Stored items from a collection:
*** Block opens ***
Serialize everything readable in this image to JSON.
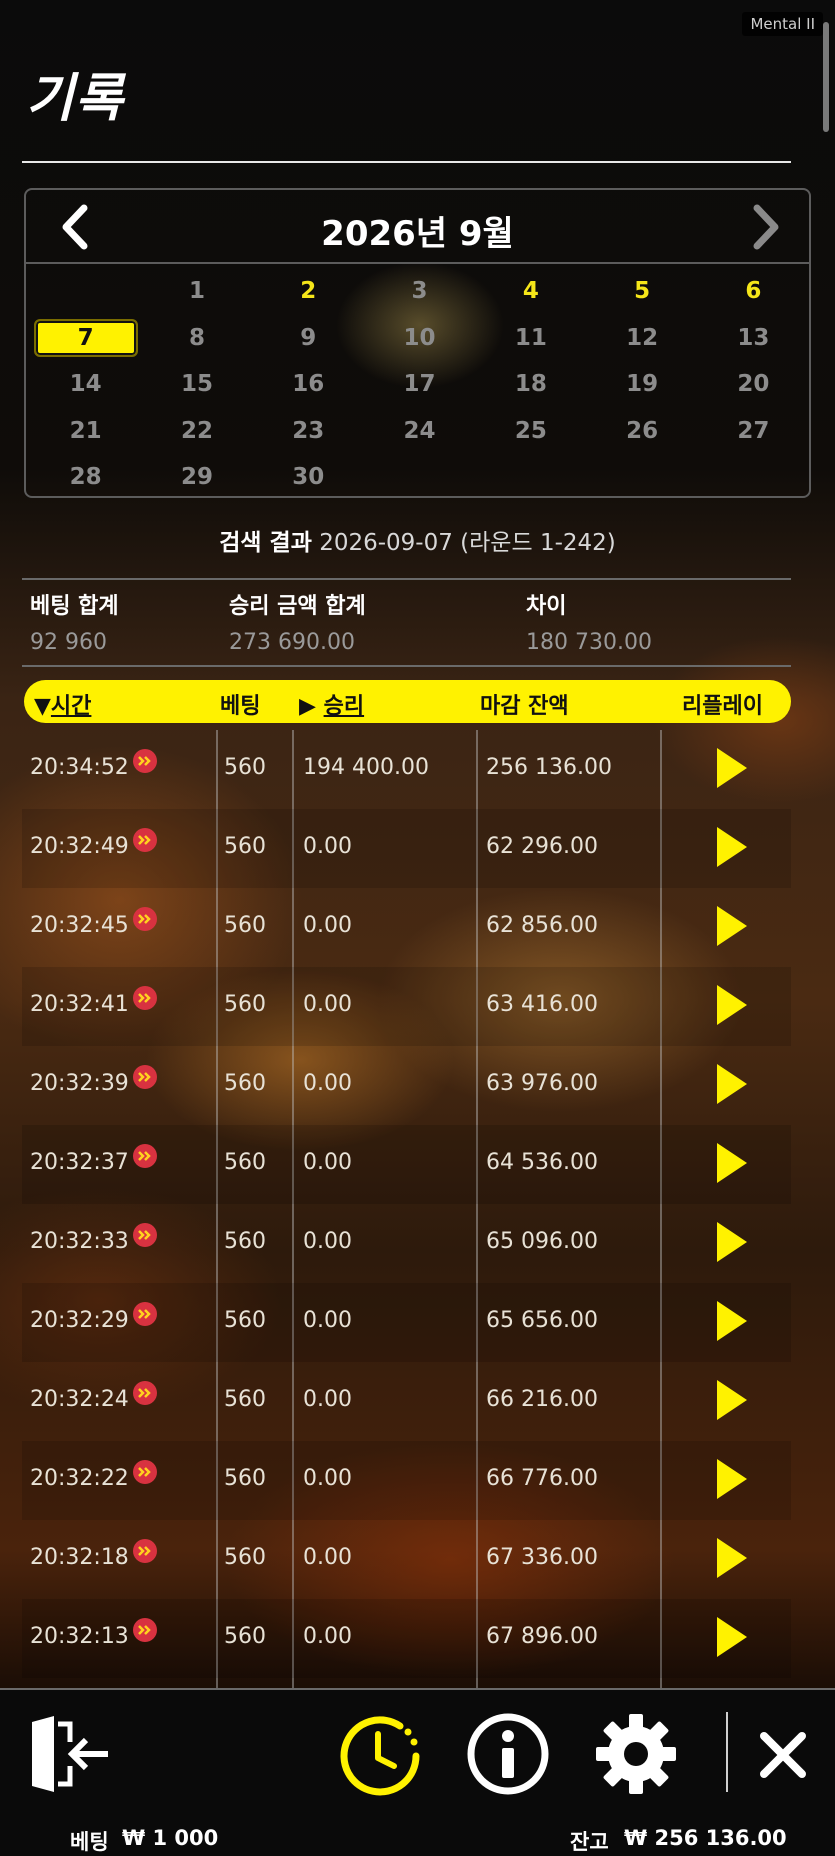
{
  "watermark": "Mental II",
  "page_title": "기록",
  "calendar": {
    "title": "2026년 9월",
    "days": [
      {
        "d": "",
        "c": ""
      },
      {
        "d": "1",
        "c": ""
      },
      {
        "d": "2",
        "c": "hl"
      },
      {
        "d": "3",
        "c": ""
      },
      {
        "d": "4",
        "c": "hl"
      },
      {
        "d": "5",
        "c": "hl"
      },
      {
        "d": "6",
        "c": "hl"
      },
      {
        "d": "7",
        "c": "sel"
      },
      {
        "d": "8",
        "c": ""
      },
      {
        "d": "9",
        "c": ""
      },
      {
        "d": "10",
        "c": ""
      },
      {
        "d": "11",
        "c": ""
      },
      {
        "d": "12",
        "c": ""
      },
      {
        "d": "13",
        "c": ""
      },
      {
        "d": "14",
        "c": ""
      },
      {
        "d": "15",
        "c": ""
      },
      {
        "d": "16",
        "c": ""
      },
      {
        "d": "17",
        "c": ""
      },
      {
        "d": "18",
        "c": ""
      },
      {
        "d": "19",
        "c": ""
      },
      {
        "d": "20",
        "c": ""
      },
      {
        "d": "21",
        "c": ""
      },
      {
        "d": "22",
        "c": ""
      },
      {
        "d": "23",
        "c": ""
      },
      {
        "d": "24",
        "c": ""
      },
      {
        "d": "25",
        "c": ""
      },
      {
        "d": "26",
        "c": ""
      },
      {
        "d": "27",
        "c": ""
      },
      {
        "d": "28",
        "c": ""
      },
      {
        "d": "29",
        "c": ""
      },
      {
        "d": "30",
        "c": ""
      }
    ]
  },
  "search": {
    "label": "검색 결과",
    "value": "2026-09-07 (라운드 1-242)"
  },
  "summary": {
    "bet_total_label": "베팅 합계",
    "bet_total": "92 960",
    "win_total_label": "승리 금액 합계",
    "win_total": "273 690.00",
    "diff_label": "차이",
    "diff": "180 730.00"
  },
  "table": {
    "headers": {
      "time": "시간",
      "bet": "베팅",
      "win": "승리",
      "balance": "마감 잔액",
      "replay": "리플레이"
    },
    "rows": [
      {
        "time": "20:34:52",
        "bet": "560",
        "win": "194 400.00",
        "balance": "256 136.00"
      },
      {
        "time": "20:32:49",
        "bet": "560",
        "win": "0.00",
        "balance": "62 296.00"
      },
      {
        "time": "20:32:45",
        "bet": "560",
        "win": "0.00",
        "balance": "62 856.00"
      },
      {
        "time": "20:32:41",
        "bet": "560",
        "win": "0.00",
        "balance": "63 416.00"
      },
      {
        "time": "20:32:39",
        "bet": "560",
        "win": "0.00",
        "balance": "63 976.00"
      },
      {
        "time": "20:32:37",
        "bet": "560",
        "win": "0.00",
        "balance": "64 536.00"
      },
      {
        "time": "20:32:33",
        "bet": "560",
        "win": "0.00",
        "balance": "65 096.00"
      },
      {
        "time": "20:32:29",
        "bet": "560",
        "win": "0.00",
        "balance": "65 656.00"
      },
      {
        "time": "20:32:24",
        "bet": "560",
        "win": "0.00",
        "balance": "66 216.00"
      },
      {
        "time": "20:32:22",
        "bet": "560",
        "win": "0.00",
        "balance": "66 776.00"
      },
      {
        "time": "20:32:18",
        "bet": "560",
        "win": "0.00",
        "balance": "67 336.00"
      },
      {
        "time": "20:32:13",
        "bet": "560",
        "win": "0.00",
        "balance": "67 896.00"
      }
    ]
  },
  "icons": {
    "exit": "exit-door-icon",
    "history": "history-clock-icon",
    "info": "info-icon",
    "settings": "gear-icon",
    "close": "close-icon"
  },
  "colors": {
    "accent": "#fff200",
    "ticket": "#d83240"
  },
  "status": {
    "bet_label": "베팅",
    "bet_value": "₩ 1 000",
    "balance_label": "잔고",
    "balance_value": "₩ 256 136.00"
  }
}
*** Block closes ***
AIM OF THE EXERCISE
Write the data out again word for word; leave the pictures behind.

WORKED SOLUTION
Serialize everything readable in this image to JSON.
{
  "watermark": "Mental II",
  "page_title": "기록",
  "calendar": {
    "title": "2026년 9월",
    "days": [
      {
        "d": "",
        "c": ""
      },
      {
        "d": "1",
        "c": ""
      },
      {
        "d": "2",
        "c": "hl"
      },
      {
        "d": "3",
        "c": ""
      },
      {
        "d": "4",
        "c": "hl"
      },
      {
        "d": "5",
        "c": "hl"
      },
      {
        "d": "6",
        "c": "hl"
      },
      {
        "d": "7",
        "c": "sel"
      },
      {
        "d": "8",
        "c": ""
      },
      {
        "d": "9",
        "c": ""
      },
      {
        "d": "10",
        "c": ""
      },
      {
        "d": "11",
        "c": ""
      },
      {
        "d": "12",
        "c": ""
      },
      {
        "d": "13",
        "c": ""
      },
      {
        "d": "14",
        "c": ""
      },
      {
        "d": "15",
        "c": ""
      },
      {
        "d": "16",
        "c": ""
      },
      {
        "d": "17",
        "c": ""
      },
      {
        "d": "18",
        "c": ""
      },
      {
        "d": "19",
        "c": ""
      },
      {
        "d": "20",
        "c": ""
      },
      {
        "d": "21",
        "c": ""
      },
      {
        "d": "22",
        "c": ""
      },
      {
        "d": "23",
        "c": ""
      },
      {
        "d": "24",
        "c": ""
      },
      {
        "d": "25",
        "c": ""
      },
      {
        "d": "26",
        "c": ""
      },
      {
        "d": "27",
        "c": ""
      },
      {
        "d": "28",
        "c": ""
      },
      {
        "d": "29",
        "c": ""
      },
      {
        "d": "30",
        "c": ""
      }
    ]
  },
  "search": {
    "label": "검색 결과",
    "value": "2026-09-07 (라운드 1-242)"
  },
  "summary": {
    "bet_total_label": "베팅 합계",
    "bet_total": "92 960",
    "win_total_label": "승리 금액 합계",
    "win_total": "273 690.00",
    "diff_label": "차이",
    "diff": "180 730.00"
  },
  "table": {
    "headers": {
      "time": "시간",
      "bet": "베팅",
      "win": "승리",
      "balance": "마감 잔액",
      "replay": "리플레이"
    },
    "rows": [
      {
        "time": "20:34:52",
        "bet": "560",
        "win": "194 400.00",
        "balance": "256 136.00"
      },
      {
        "time": "20:32:49",
        "bet": "560",
        "win": "0.00",
        "balance": "62 296.00"
      },
      {
        "time": "20:32:45",
        "bet": "560",
        "win": "0.00",
        "balance": "62 856.00"
      },
      {
        "time": "20:32:41",
        "bet": "560",
        "win": "0.00",
        "balance": "63 416.00"
      },
      {
        "time": "20:32:39",
        "bet": "560",
        "win": "0.00",
        "balance": "63 976.00"
      },
      {
        "time": "20:32:37",
        "bet": "560",
        "win": "0.00",
        "balance": "64 536.00"
      },
      {
        "time": "20:32:33",
        "bet": "560",
        "win": "0.00",
        "balance": "65 096.00"
      },
      {
        "time": "20:32:29",
        "bet": "560",
        "win": "0.00",
        "balance": "65 656.00"
      },
      {
        "time": "20:32:24",
        "bet": "560",
        "win": "0.00",
        "balance": "66 216.00"
      },
      {
        "time": "20:32:22",
        "bet": "560",
        "win": "0.00",
        "balance": "66 776.00"
      },
      {
        "time": "20:32:18",
        "bet": "560",
        "win": "0.00",
        "balance": "67 336.00"
      },
      {
        "time": "20:32:13",
        "bet": "560",
        "win": "0.00",
        "balance": "67 896.00"
      }
    ]
  },
  "icons": {
    "exit": "exit-door-icon",
    "history": "history-clock-icon",
    "info": "info-icon",
    "settings": "gear-icon",
    "close": "close-icon"
  },
  "colors": {
    "accent": "#fff200",
    "ticket": "#d83240"
  },
  "status": {
    "bet_label": "베팅",
    "bet_value": "₩ 1 000",
    "balance_label": "잔고",
    "balance_value": "₩ 256 136.00"
  }
}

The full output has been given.